Entries from a dataset of interfaces
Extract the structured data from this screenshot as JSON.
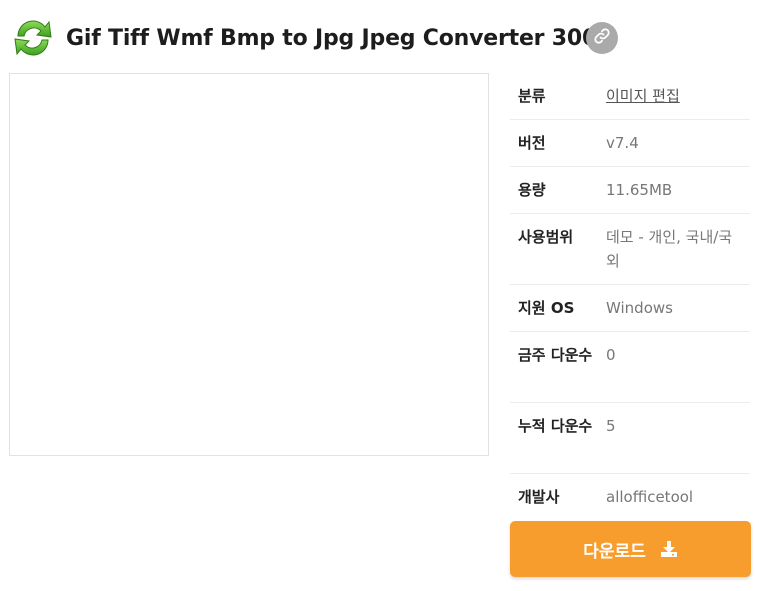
{
  "header": {
    "title": "Gif Tiff Wmf Bmp to Jpg Jpeg Converter 3000",
    "app_icon": "refresh-arrows-icon",
    "link_icon": "link-icon"
  },
  "preview": {
    "content": ""
  },
  "info": {
    "rows": [
      {
        "label": "분류",
        "value": "이미지 편집",
        "is_link": true
      },
      {
        "label": "버전",
        "value": "v7.4"
      },
      {
        "label": "용량",
        "value": "11.65MB"
      },
      {
        "label": "사용범위",
        "value": "데모 - 개인, 국내/국외"
      },
      {
        "label": "지원 OS",
        "value": "Windows"
      },
      {
        "label": "금주 다운수",
        "value": "0"
      },
      {
        "label": "누적 다운수",
        "value": "5"
      },
      {
        "label": "개발사",
        "value": "allofficetool"
      }
    ]
  },
  "download": {
    "label": "다운로드",
    "icon": "download-icon"
  },
  "colors": {
    "accent": "#f79d2e",
    "icon_green": "#5cb82e",
    "link_bg": "#aaaaaa"
  }
}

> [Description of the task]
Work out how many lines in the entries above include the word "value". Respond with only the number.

> [Answer to the exercise]
8